8. The apparatus set forth in claim 1, comprising switching means operatively connected between said means for delivering said switching voltage and said second base.
9. The apparatus set forth in claim 1, comprising a variable resistance connected between said second base and said semiconductor diode.
10. The apparatus set forth in claim I, wherein said timing circuit comprises a plurality of resistances and manually operable switching means for selectively connecting said resistances in circuit with said capacitance.
11. The apparatus set forth in claim 1, comprising a frequency divider connected to said first base and operative to provide an output frequency less than the signal frequency at said first base, and said timing circuit comprises a plurality of resistances and means for selectively connecting said resistances in circuit to said capacitance to change the output frequency of said frequency divider.
12. Time base generating apparatus comprising: an oscillator including transistor means having an emitter and at least one base, a timing circuit, a semiconductor device including a first diode connected between said emitter and said timing circuit to reduce reverse leakage current to said emitter; means for applying a switching signal to said transistor means to operate said transistor means alternately con ductive and nonconductive', and
temperature-compensating means including a second diode connected in circuit with said one base and means for constantly providing a current flow through said second diode to compensate the temperature coefficient of said semiconductor device.
|Cited Patent||Filing date||Publication date||Applicant||Title|

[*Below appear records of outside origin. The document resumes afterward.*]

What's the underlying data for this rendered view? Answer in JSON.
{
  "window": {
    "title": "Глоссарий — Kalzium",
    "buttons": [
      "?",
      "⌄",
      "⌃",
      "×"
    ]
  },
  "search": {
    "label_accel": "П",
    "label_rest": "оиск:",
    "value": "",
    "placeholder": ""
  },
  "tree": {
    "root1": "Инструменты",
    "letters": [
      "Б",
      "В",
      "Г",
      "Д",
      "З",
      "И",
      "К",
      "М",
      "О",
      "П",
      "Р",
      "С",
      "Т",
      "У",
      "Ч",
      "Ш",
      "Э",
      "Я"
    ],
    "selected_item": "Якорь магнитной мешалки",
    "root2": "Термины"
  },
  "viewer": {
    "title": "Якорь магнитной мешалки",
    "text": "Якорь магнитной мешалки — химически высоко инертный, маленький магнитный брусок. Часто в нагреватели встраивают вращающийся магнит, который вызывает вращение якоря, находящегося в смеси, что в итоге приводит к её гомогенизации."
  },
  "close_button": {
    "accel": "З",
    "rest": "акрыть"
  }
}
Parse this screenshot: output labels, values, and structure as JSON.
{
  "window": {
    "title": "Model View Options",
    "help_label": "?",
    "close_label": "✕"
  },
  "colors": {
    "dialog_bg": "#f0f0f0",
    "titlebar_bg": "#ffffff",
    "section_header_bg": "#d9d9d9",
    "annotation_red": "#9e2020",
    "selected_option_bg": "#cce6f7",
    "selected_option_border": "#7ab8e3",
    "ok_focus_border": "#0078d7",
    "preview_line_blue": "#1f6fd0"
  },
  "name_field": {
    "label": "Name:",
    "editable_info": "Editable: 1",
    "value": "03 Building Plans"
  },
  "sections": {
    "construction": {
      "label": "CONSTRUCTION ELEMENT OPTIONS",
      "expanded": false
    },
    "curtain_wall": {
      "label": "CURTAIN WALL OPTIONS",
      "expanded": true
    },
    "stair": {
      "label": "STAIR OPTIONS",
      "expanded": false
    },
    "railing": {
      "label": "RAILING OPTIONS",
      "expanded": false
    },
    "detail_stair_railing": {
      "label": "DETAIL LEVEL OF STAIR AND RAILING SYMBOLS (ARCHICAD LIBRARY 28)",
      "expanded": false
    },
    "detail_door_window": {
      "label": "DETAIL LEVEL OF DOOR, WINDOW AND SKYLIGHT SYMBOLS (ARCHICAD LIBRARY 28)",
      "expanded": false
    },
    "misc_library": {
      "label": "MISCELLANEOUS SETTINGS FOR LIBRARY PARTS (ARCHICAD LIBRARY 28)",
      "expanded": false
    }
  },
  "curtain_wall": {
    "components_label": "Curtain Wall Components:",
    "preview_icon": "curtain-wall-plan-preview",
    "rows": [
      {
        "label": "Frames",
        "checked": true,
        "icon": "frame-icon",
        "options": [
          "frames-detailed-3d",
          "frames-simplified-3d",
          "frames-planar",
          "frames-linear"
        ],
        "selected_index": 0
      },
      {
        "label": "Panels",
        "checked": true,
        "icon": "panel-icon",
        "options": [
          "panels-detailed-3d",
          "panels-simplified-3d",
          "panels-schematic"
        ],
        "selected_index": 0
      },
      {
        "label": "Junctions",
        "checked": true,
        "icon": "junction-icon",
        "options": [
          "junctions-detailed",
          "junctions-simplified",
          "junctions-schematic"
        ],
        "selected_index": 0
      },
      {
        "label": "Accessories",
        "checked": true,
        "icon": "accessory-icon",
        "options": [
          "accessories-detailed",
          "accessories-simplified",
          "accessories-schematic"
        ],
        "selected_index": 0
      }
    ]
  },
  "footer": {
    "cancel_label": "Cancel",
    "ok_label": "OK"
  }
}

|US3202937 *||Mar 25, 1963||Aug 24, 1965||Anderson John R||Unijunction transistor oscillator circuit|
|US3259854 *||Jan 23, 1964||Jul 5, 1966||Marcus Ira R||Resistance-capacitance timing circuit for long intervals|
|Citing Patent||Filing date||Publication date||Applicant||Title|
|US3868683 *||Aug 11, 1971||Feb 25, 1975||Westinghouse Air Brake Co||Solid state bell ringing system|
|US6286127 *||Feb 6, 1998||Sep 4, 2001||Texas Instruments Incorporated||Control circuit having multiple functions set by a single programmable terminal|
|U.S. Classification||331/46, 331/176, 331/111|
|International Classification||H03K3/00, H03K3/351|